The economy must promote a diversity of values, says Peter Kelly, director of business development at Unity Trust Bank
The principle of promoting and protecting diversity in ecosystems also applies to economies. Like our environment, the more diverse an economy, the more it will be geared up to delivering positive benefits for those who contribute to it.
This is why Ed Mayo’s assertion that there is an onus on co-operatives to embrace new forms of participation is so true. Participation is crucial for any organisation looking to build shared value with its stakeholders – whether members, customers, staff or investors. If connections are not created, or if interests are ignored, organisations are inevitably reduced to the values of a few.
In an era in which businesses are increasingly judged on their values, co-operatives, with their participatory frameworks in place, must recognise their potential to secure a competitive advantage.
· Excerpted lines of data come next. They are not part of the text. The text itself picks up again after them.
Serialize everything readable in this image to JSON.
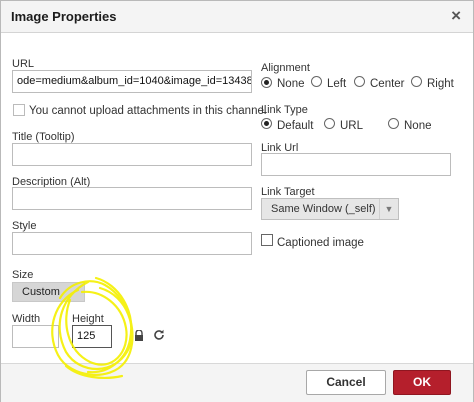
{
  "dialog": {
    "title": "Image Properties",
    "close_glyph": "×"
  },
  "url": {
    "label": "URL",
    "value": "ode=medium&album_id=1040&image_id=13438"
  },
  "upload_notice": "You cannot upload attachments in this channel",
  "title_field": {
    "label": "Title (Tooltip)",
    "value": ""
  },
  "description_field": {
    "label": "Description (Alt)",
    "value": ""
  },
  "style_field": {
    "label": "Style",
    "value": ""
  },
  "size": {
    "label": "Size",
    "selected": "Custom",
    "width_label": "Width",
    "width_value": "",
    "height_label": "Height",
    "height_value": "125"
  },
  "alignment": {
    "label": "Alignment",
    "options": [
      "None",
      "Left",
      "Center",
      "Right"
    ],
    "selected": "None"
  },
  "link_type": {
    "label": "Link Type",
    "options": [
      "Default",
      "URL",
      "None"
    ],
    "selected": "Default"
  },
  "link_url": {
    "label": "Link Url",
    "value": ""
  },
  "link_target": {
    "label": "Link Target",
    "selected": "Same Window (_self)"
  },
  "captioned": {
    "label": "Captioned image",
    "checked": false
  },
  "footer": {
    "cancel_label": "Cancel",
    "ok_label": "OK"
  },
  "colors": {
    "ok_button": "#b51f2c",
    "annotation": "#f5f000"
  },
  "icons": {
    "lock": "lock-icon",
    "reset": "reset-size-icon"
  }
}
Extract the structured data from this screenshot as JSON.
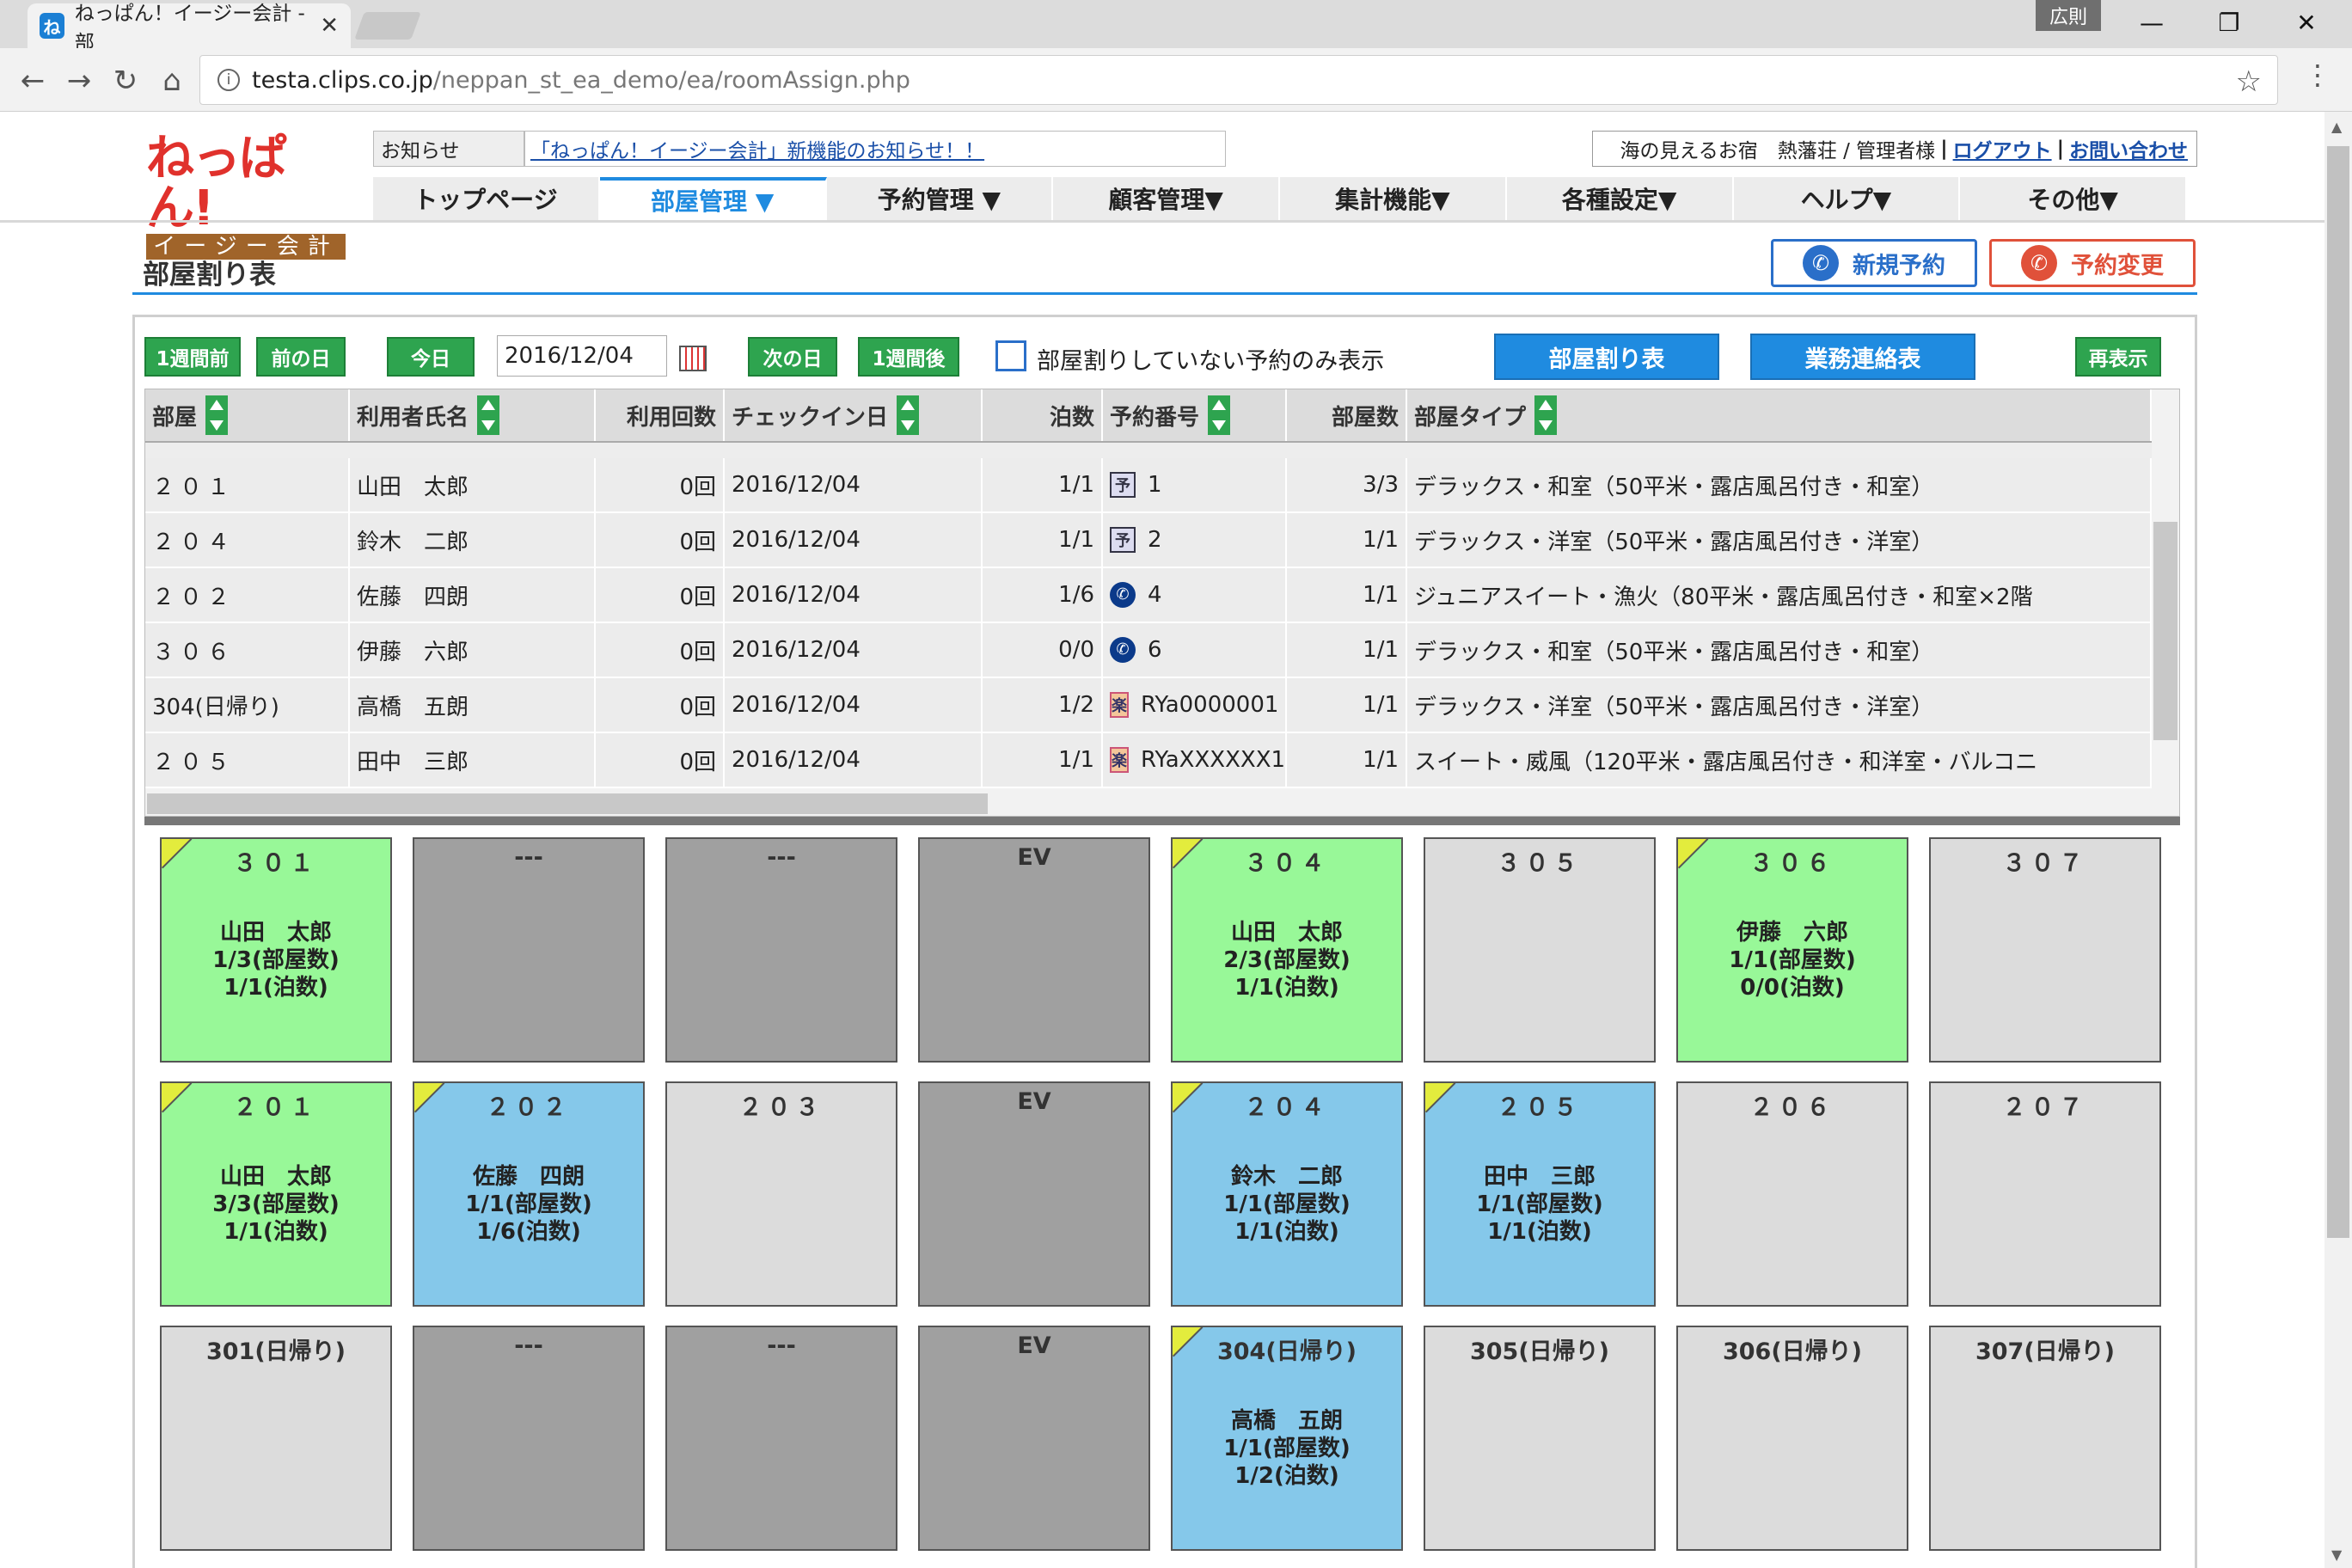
{
  "browser": {
    "tab_title": "ねっぱん！イージー会計 - 部",
    "url_domain": "testa.clips.co.jp",
    "url_path": "/neppan_st_ea_demo/ea/roomAssign.php",
    "user_badge": "広則"
  },
  "header": {
    "logo_top": "ねっぱん!",
    "logo_bottom": "イージー会計",
    "notice_label": "お知らせ",
    "notice_link": "「ねっぱん！イージー会計」新機能のお知らせ！！",
    "user_info": "海の見えるお宿　熱藩荘 / 管理者様",
    "logout": "ログアウト",
    "contact": "お問い合わせ"
  },
  "nav": [
    {
      "label": "トップページ",
      "active": false
    },
    {
      "label": "部屋管理 ▼",
      "active": true
    },
    {
      "label": "予約管理 ▼",
      "active": false
    },
    {
      "label": "顧客管理▼",
      "active": false
    },
    {
      "label": "集計機能▼",
      "active": false
    },
    {
      "label": "各種設定▼",
      "active": false
    },
    {
      "label": "ヘルプ▼",
      "active": false
    },
    {
      "label": "その他▼",
      "active": false
    }
  ],
  "page": {
    "title": "部屋割り表",
    "new_reservation": "新規予約",
    "change_reservation": "予約変更"
  },
  "toolbar": {
    "week_prev": "1週間前",
    "day_prev": "前の日",
    "today": "今日",
    "date": "2016/12/04",
    "day_next": "次の日",
    "week_next": "1週間後",
    "unassigned_only": "部屋割りしていない予約のみ表示",
    "room_chart": "部屋割り表",
    "work_contact": "業務連絡表",
    "refresh": "再表示"
  },
  "table": {
    "headers": [
      "部屋",
      "利用者氏名",
      "利用回数",
      "チェックイン日",
      "泊数",
      "予約番号",
      "部屋数",
      "部屋タイプ"
    ],
    "rows": [
      {
        "room": "２０１",
        "name": "山田　太郎",
        "visits": "0回",
        "checkin": "2016/12/04",
        "nights": "1/1",
        "src": "fax",
        "resno": "1",
        "rooms": "3/3",
        "type": "デラックス・和室（50平米・露店風呂付き・和室）"
      },
      {
        "room": "２０４",
        "name": "鈴木　二郎",
        "visits": "0回",
        "checkin": "2016/12/04",
        "nights": "1/1",
        "src": "fax",
        "resno": "2",
        "rooms": "1/1",
        "type": "デラックス・洋室（50平米・露店風呂付き・洋室）"
      },
      {
        "room": "２０２",
        "name": "佐藤　四朗",
        "visits": "0回",
        "checkin": "2016/12/04",
        "nights": "1/6",
        "src": "tel",
        "resno": "4",
        "rooms": "1/1",
        "type": "ジュニアスイート・漁火（80平米・露店風呂付き・和室×2階"
      },
      {
        "room": "３０６",
        "name": "伊藤　六郎",
        "visits": "0回",
        "checkin": "2016/12/04",
        "nights": "0/0",
        "src": "tel",
        "resno": "6",
        "rooms": "1/1",
        "type": "デラックス・和室（50平米・露店風呂付き・和室）"
      },
      {
        "room": "304(日帰り)",
        "name": "高橋　五朗",
        "visits": "0回",
        "checkin": "2016/12/04",
        "nights": "1/2",
        "src": "net",
        "resno": "RYa0000001",
        "rooms": "1/1",
        "type": "デラックス・洋室（50平米・露店風呂付き・洋室）"
      },
      {
        "room": "２０５",
        "name": "田中　三郎",
        "visits": "0回",
        "checkin": "2016/12/04",
        "nights": "1/1",
        "src": "net",
        "resno": "RYaXXXXXX1",
        "rooms": "1/1",
        "type": "スイート・威風（120平米・露店風呂付き・和洋室・バルコニ"
      }
    ]
  },
  "rooms": [
    {
      "no": "３０１",
      "color": "green",
      "corner": true,
      "lines": [
        "山田　太郎",
        "1/3(部屋数)",
        "1/1(泊数)"
      ]
    },
    {
      "no": "---",
      "color": "dark",
      "corner": false,
      "lines": []
    },
    {
      "no": "---",
      "color": "dark",
      "corner": false,
      "lines": []
    },
    {
      "no": "EV",
      "color": "dark",
      "corner": false,
      "lines": []
    },
    {
      "no": "３０４",
      "color": "green",
      "corner": true,
      "lines": [
        "山田　太郎",
        "2/3(部屋数)",
        "1/1(泊数)"
      ]
    },
    {
      "no": "３０５",
      "color": "light",
      "corner": false,
      "lines": []
    },
    {
      "no": "３０６",
      "color": "green",
      "corner": true,
      "lines": [
        "伊藤　六郎",
        "1/1(部屋数)",
        "0/0(泊数)"
      ]
    },
    {
      "no": "３０７",
      "color": "light",
      "corner": false,
      "lines": []
    },
    {
      "no": "２０１",
      "color": "green",
      "corner": true,
      "lines": [
        "山田　太郎",
        "3/3(部屋数)",
        "1/1(泊数)"
      ]
    },
    {
      "no": "２０２",
      "color": "blue",
      "corner": true,
      "lines": [
        "佐藤　四朗",
        "1/1(部屋数)",
        "1/6(泊数)"
      ]
    },
    {
      "no": "２０３",
      "color": "light",
      "corner": false,
      "lines": []
    },
    {
      "no": "EV",
      "color": "dark",
      "corner": false,
      "lines": []
    },
    {
      "no": "２０４",
      "color": "blue",
      "corner": true,
      "lines": [
        "鈴木　二郎",
        "1/1(部屋数)",
        "1/1(泊数)"
      ]
    },
    {
      "no": "２０５",
      "color": "blue",
      "corner": true,
      "lines": [
        "田中　三郎",
        "1/1(部屋数)",
        "1/1(泊数)"
      ]
    },
    {
      "no": "２０６",
      "color": "light",
      "corner": false,
      "lines": []
    },
    {
      "no": "２０７",
      "color": "light",
      "corner": false,
      "lines": []
    },
    {
      "no": "301(日帰り)",
      "color": "light",
      "corner": false,
      "lines": []
    },
    {
      "no": "---",
      "color": "dark",
      "corner": false,
      "lines": []
    },
    {
      "no": "---",
      "color": "dark",
      "corner": false,
      "lines": []
    },
    {
      "no": "EV",
      "color": "dark",
      "corner": false,
      "lines": []
    },
    {
      "no": "304(日帰り)",
      "color": "blue",
      "corner": true,
      "lines": [
        "高橋　五朗",
        "1/1(部屋数)",
        "1/2(泊数)"
      ]
    },
    {
      "no": "305(日帰り)",
      "color": "light",
      "corner": false,
      "lines": []
    },
    {
      "no": "306(日帰り)",
      "color": "light",
      "corner": false,
      "lines": []
    },
    {
      "no": "307(日帰り)",
      "color": "light",
      "corner": false,
      "lines": []
    }
  ]
}
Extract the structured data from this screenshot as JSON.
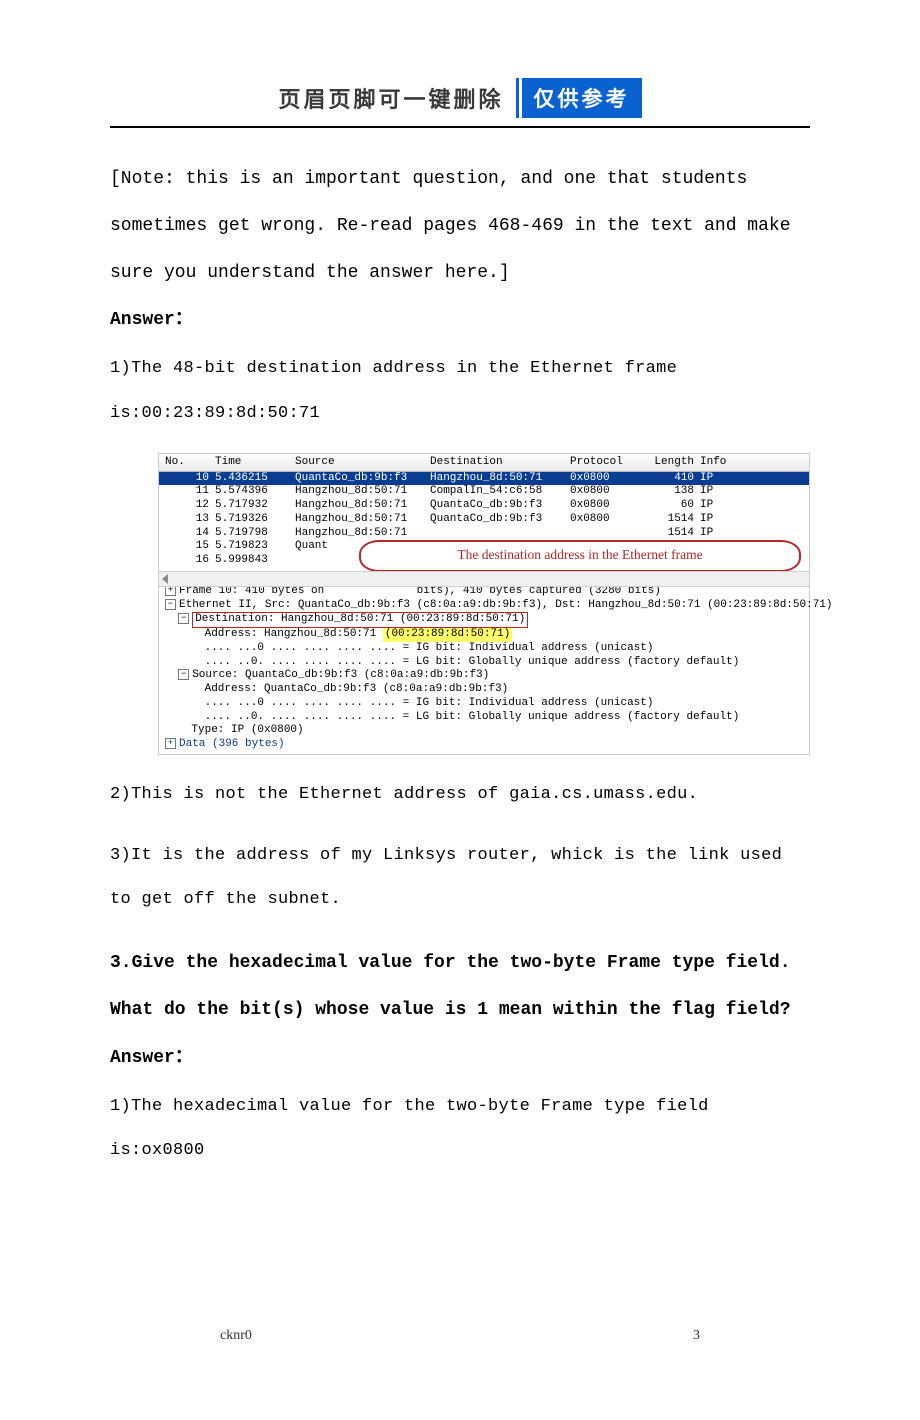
{
  "header": {
    "title": "页眉页脚可一键删除",
    "badge": "仅供参考"
  },
  "body": {
    "note": "[Note: this is an important question, and one that students sometimes get wrong. Re-read pages 468-469 in the text and make sure you understand the answer here.]",
    "answer_label": "Answer：",
    "ans1": "1)The 48-bit destination address in the Ethernet frame is:00:23:89:8d:50:71",
    "ans2": "2)This is not the Ethernet address of gaia.cs.umass.edu.",
    "ans3": "3)It is the address of my Linksys router, whick is the link used to get off  the subnet.",
    "q3": "3.Give the hexadecimal value for the two-byte Frame type field. What do the bit(s) whose value is 1 mean within the flag field?",
    "ans_q3_1": "1)The hexadecimal value for the two-byte Frame type field is:ox0800"
  },
  "wireshark": {
    "headers": {
      "no": "No.",
      "time": "Time",
      "source": "Source",
      "dest": "Destination",
      "proto": "Protocol",
      "len": "Length",
      "info": "Info"
    },
    "rows": [
      {
        "no": "10",
        "time": "5.436215",
        "source": "QuantaCo_db:9b:f3",
        "dest": "Hangzhou_8d:50:71",
        "proto": "0x0800",
        "len": "410",
        "info": "IP",
        "sel": true
      },
      {
        "no": "11",
        "time": "5.574396",
        "source": "Hangzhou_8d:50:71",
        "dest": "CompalIn_54:c6:58",
        "proto": "0x0800",
        "len": "138",
        "info": "IP"
      },
      {
        "no": "12",
        "time": "5.717932",
        "source": "Hangzhou_8d:50:71",
        "dest": "QuantaCo_db:9b:f3",
        "proto": "0x0800",
        "len": "60",
        "info": "IP"
      },
      {
        "no": "13",
        "time": "5.719326",
        "source": "Hangzhou_8d:50:71",
        "dest": "QuantaCo_db:9b:f3",
        "proto": "0x0800",
        "len": "1514",
        "info": "IP"
      },
      {
        "no": "14",
        "time": "5.719798",
        "source": "Hangzhou_8d:50:71",
        "dest": "",
        "proto": "",
        "len": "1514",
        "info": "IP"
      },
      {
        "no": "15",
        "time": "5.719823",
        "source": "Quant",
        "dest": "",
        "proto": "",
        "len": "",
        "info": ""
      },
      {
        "no": "16",
        "time": "5.999843",
        "source": "",
        "dest": "",
        "proto": "",
        "len": "",
        "info": ""
      }
    ],
    "callout": "The destination address in the Ethernet frame",
    "detail": {
      "frame": "Frame 10: 410 bytes on              bits), 410 bytes captured (3280 bits)",
      "eth": "Ethernet II, Src: QuantaCo_db:9b:f3 (c8:0a:a9:db:9b:f3), Dst: Hangzhou_8d:50:71 (00:23:89:8d:50:71)",
      "dest": "Destination: Hangzhou_8d:50:71 (00:23:89:8d:50:71)",
      "dest_addr_pre": "Address: Hangzhou_8d:50:71 ",
      "dest_addr_hl": "(00:23:89:8d:50:71)",
      "ig": ".... ...0 .... .... .... .... = IG bit: Individual address (unicast)",
      "lg": ".... ..0. .... .... .... .... = LG bit: Globally unique address (factory default)",
      "src": "Source: QuantaCo_db:9b:f3 (c8:0a:a9:db:9b:f3)",
      "src_addr": "Address: QuantaCo_db:9b:f3 (c8:0a:a9:db:9b:f3)",
      "type": "Type: IP (0x0800)",
      "data": "Data (396 bytes)"
    }
  },
  "footer": {
    "left": "cknr0",
    "right": "3"
  }
}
For others, as Ed Mayo argued, the job at hand might be to modernise, refresh and enhance the ways in which they converse.
Unity Trust’s own sector, banking, is a good case in hand. The banking crisis can be seen to demonstrate what happens when an industry fails to connect. The industry was both unable to serve the needs of its customers and nor demonstrate the shared value that a properly functioning financial system was able to deliver. Corporate social responsibility, too often reduced to a one-directional dialogue, was only ever going to protect the industry for so long.
Few people were able to forge the relationships with banks they required. As a result, banks were unable to unlock the latent ideas for innovation and enterprise that existed across society.
Like many of its customers, Unity Trust bank might be small in comparison to its competitors, but it is part of a powerful ecosystem that is driven and measured by values other than just profit. Our portfolio of dynamic, innovative and perhaps “unconventional” social businesses, demonstrate that the UK economy can provide the conditions in which diversity can flourish.
Credit unions, the supporters trust that own FC United of Manchester and Community Development Finance Institutions are all examples of our ecosystem that can truly be said to be innovating.
It is this ecosystem that enables Unity Trust (a bank of all things!) to pay its staff the Living Wage, help pioneer the Fair Tax mark and champion laws to compel banks to prove their social impact. The pursuit of these values has been great for business, Unity was voted first out of 10 banks in four different categories of the Charity Finance Magazine Annual Banking Survey 2014 and second in the remainder!.
Public policy and regulators have a huge role to play in creating the rich, fertile and level breeding grounds that our ecosystem needs. But this ecosystem has relied on co-dependence, cooperation and participation in order to survive and flourish. The more we demonstrate our collective impact the more we will thrive.